Oct 2, 2008

Professor Kimiko Ryokai Receives NSF Research Grant

I School assistant professor Kimiko Ryokai has been awarded a $150 thousand grant by the National Science Foundation for the two-year project "Expanding the Accessibility of NSDL for Mobile Learning," in partnership with Professor Alice Agogino of the mechanical engineering department.

Kimiko Ryokai

The project will explore nontraditional mobile interfaces for accessing digital libraries; it builds on the NSF's support of digital libraries for science, technology, engineering, and mathematics (STE&M) education, and the National STE&M Education Digital Library (NSDL) in particular. To fully exploit the benefits of NSDL collections, the project plans to support learning opportunities using wireless devices that meet the needs of different users, learning configurations, heterogeneity of small wireless devices (such as mobile phones, iPods, and PDAs) and various dynamic communication links.
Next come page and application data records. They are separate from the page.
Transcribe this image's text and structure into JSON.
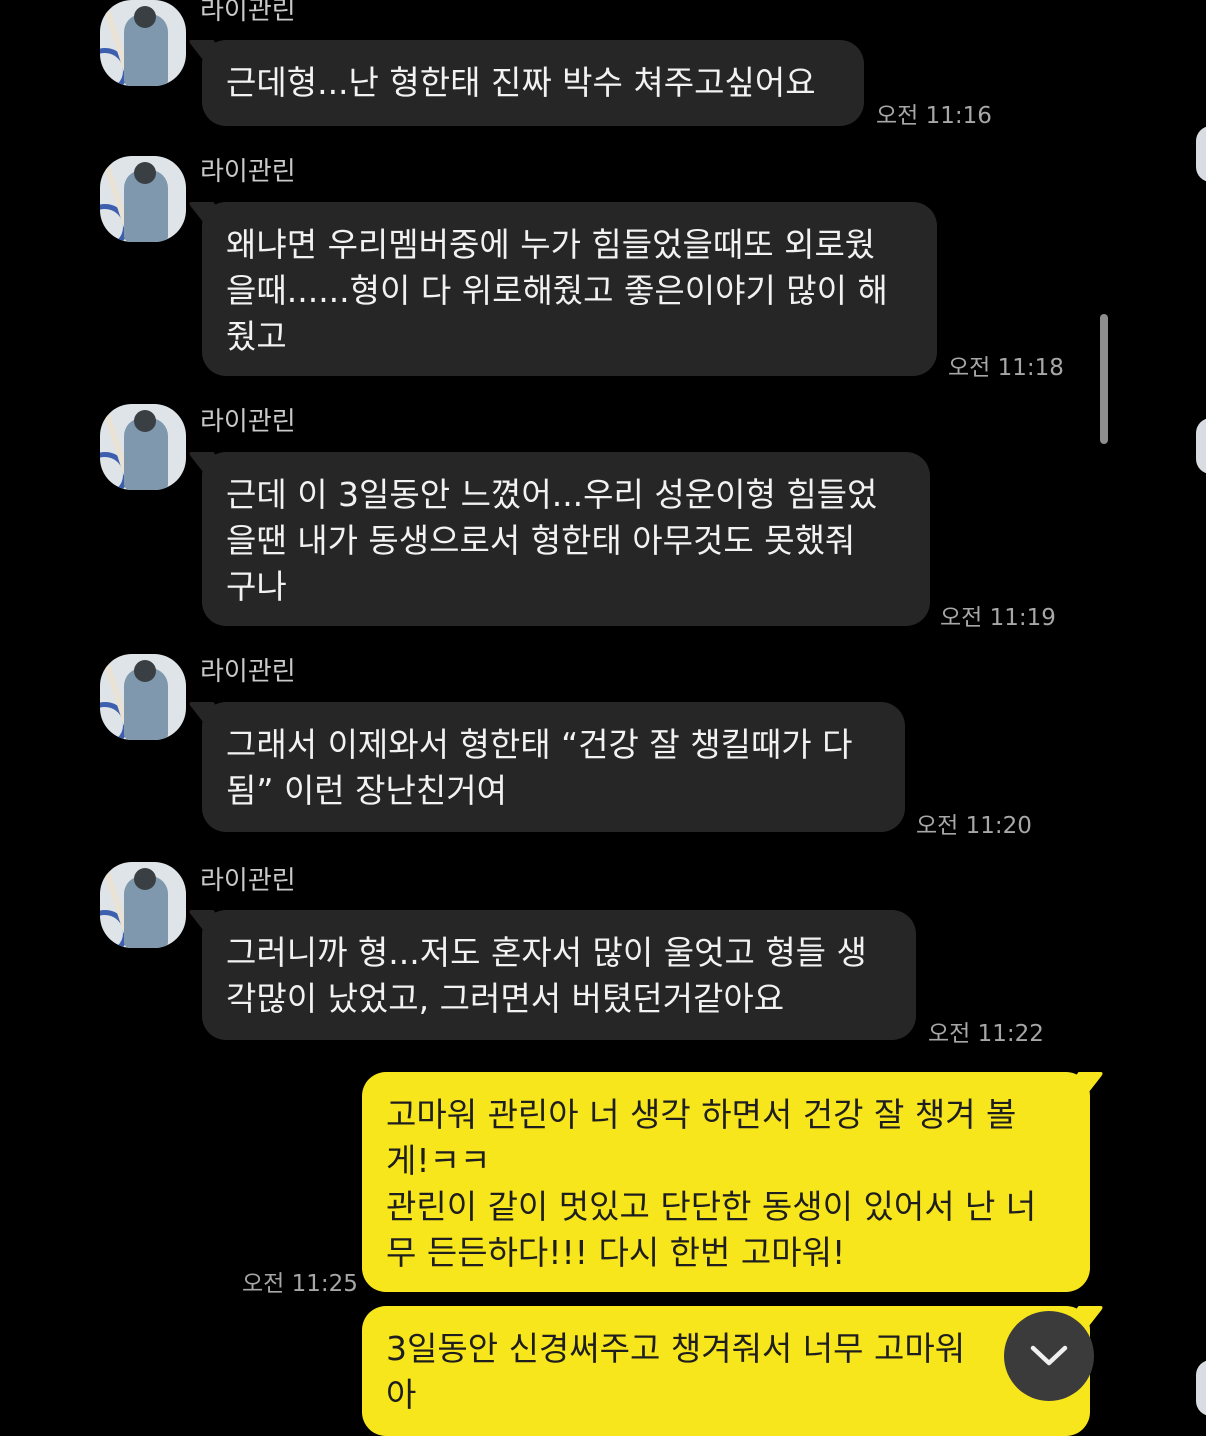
{
  "messages": [
    {
      "sender": "라이관린",
      "text": "근데형...난 형한태 진짜 박수 쳐주고싶어요",
      "time": "오전 11:16"
    },
    {
      "sender": "라이관린",
      "text": "왜냐면 우리멤버중에 누가 힘들었을때또 외로웠\n을때......형이 다 위로해줬고 좋은이야기 많이 해\n줬고",
      "time": "오전 11:18"
    },
    {
      "sender": "라이관린",
      "text": "근데 이 3일동안 느꼈어...우리 성운이형 힘들었\n을땐 내가 동생으로서 형한태 아무것도 못했줘\n구나",
      "time": "오전 11:19"
    },
    {
      "sender": "라이관린",
      "text": "그래서 이제와서 형한태 “건강 잘 챙킬때가 다\n됨” 이런 장난친거여",
      "time": "오전 11:20"
    },
    {
      "sender": "라이관린",
      "text": "그러니까 형...저도 혼자서 많이 울엇고 형들 생\n각많이 났었고, 그러면서 버텼던거같아요",
      "time": "오전 11:22"
    }
  ],
  "outgoing": [
    {
      "text": "고마워 관린아 너 생각 하면서 건강 잘 챙겨 볼\n게!ㅋㅋ\n관린이 같이 멋있고 단단한 동생이 있어서 난 너\n무 든든하다!!! 다시 한번 고마워!",
      "time": "오전 11:25"
    },
    {
      "text": "3일동안 신경써주고 챙겨줘서 너무 고마워\n아"
    }
  ],
  "icons": {
    "scroll_down": "chevron-down-icon",
    "avatar": "profile-photo"
  },
  "colors": {
    "background": "#000000",
    "incoming_bubble": "#262626",
    "outgoing_bubble": "#f8e61c",
    "timestamp": "#a7a7a7"
  }
}
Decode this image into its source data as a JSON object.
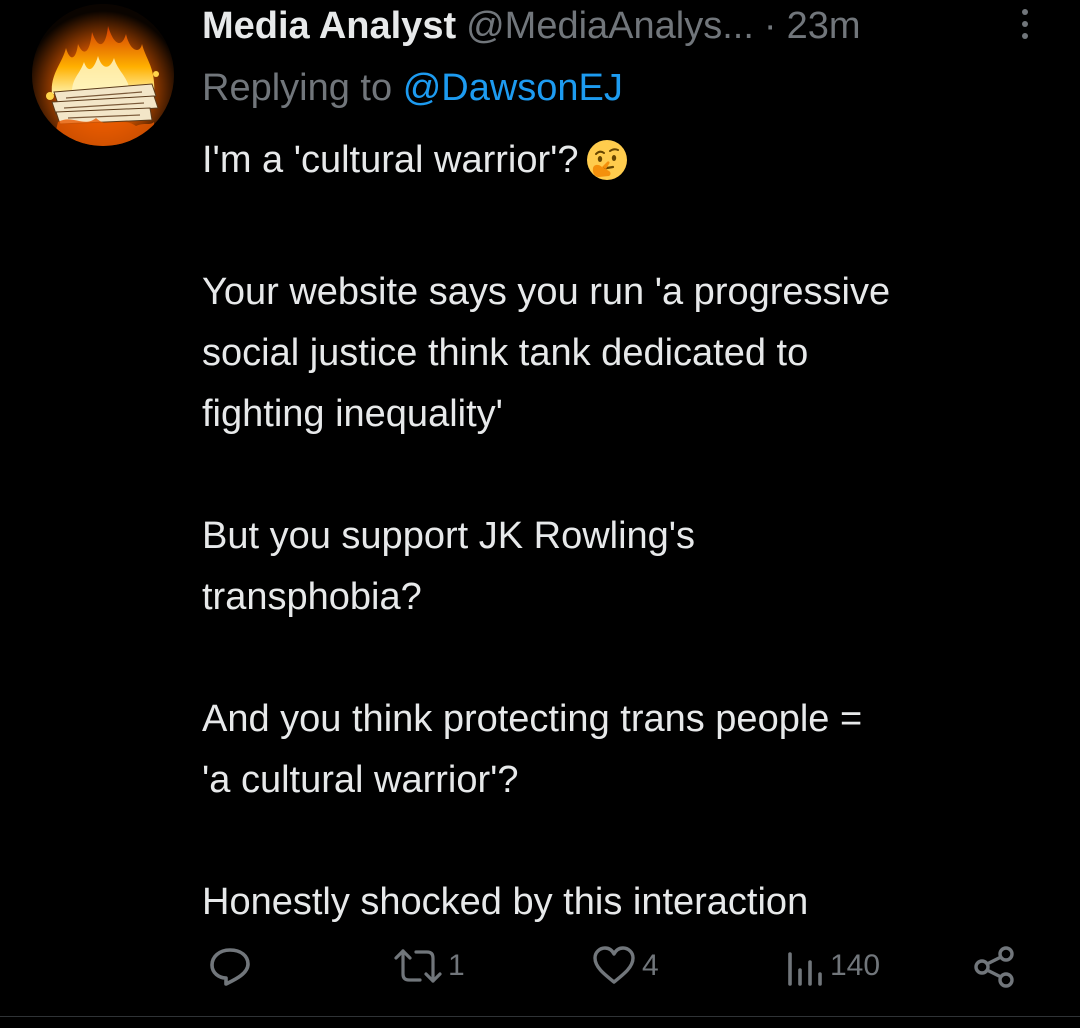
{
  "tweet": {
    "author_name": "Media Analyst",
    "handle": "@MediaAnalys...",
    "separator": "·",
    "time": "23m",
    "replying_prefix": "Replying to",
    "replying_handle": "@DawsonEJ",
    "paragraphs": [
      "I'm a 'cultural warrior'?",
      "Your website says you run 'a progressive social justice think tank dedicated to fighting inequality'",
      "But you support JK Rowling's transphobia?",
      "And you think protecting trans people = 'a cultural warrior'?",
      "Honestly shocked by this interaction"
    ],
    "lines": {
      "p1": "I'm a 'cultural warrior'?",
      "p2_l1": "Your website says you run 'a progressive",
      "p2_l2": "social justice think tank dedicated to",
      "p2_l3": "fighting inequality'",
      "p3_l1": "But you support JK Rowling's",
      "p3_l2": "transphobia?",
      "p4_l1": "And you think protecting trans people =",
      "p4_l2": "'a cultural warrior'?",
      "p5": "Honestly shocked by this interaction"
    },
    "emoji": "thinking-face-emoji",
    "avatar_icon": "burning-newspapers-avatar"
  },
  "actions": {
    "reply_icon": "reply-icon",
    "retweet_icon": "retweet-icon",
    "retweet_count": "1",
    "like_icon": "heart-icon",
    "like_count": "4",
    "views_icon": "views-icon",
    "views_count": "140",
    "share_icon": "share-icon"
  },
  "colors": {
    "background": "#000000",
    "text_primary": "#e7e9ea",
    "text_secondary": "#71767b",
    "link": "#1d9bf0"
  }
}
Educational digital libraries are becoming mainstream tools for learning and research for science, technology, engineering, and mathematics (STE&M) education at all levels, and Ryokai and Agogino see new opportunities for digital libraries in structured out-of-classroom inquiry-based and project-based learning activities as well as for informal learning activities in homes, museums, and after school clubs. They hope to discover what design features will enable mobile devices coupled with a digital library infrastructure to improve STE&M learning.

Kimiko Ryokai is an assistant professor at the School of Information and Center for New Media. Her research has brought information technology and computational methods to K–12 education and children's museums. She teaches courses on interface aesthetics and theory and practice of tangible user interfaces.

Alice Agogino is the Roscoe and Elizabeth Hughes Professor of Mechanical Engineering and affiliated faculty at the Haas School of Business in their Operations and Information Technology Management Group. She directs the Berkeley Expert Systems Technology (BEST) Laboratory and the Berkeley Instructional Technology Studio (BITS).

Last updated:

October 4, 2016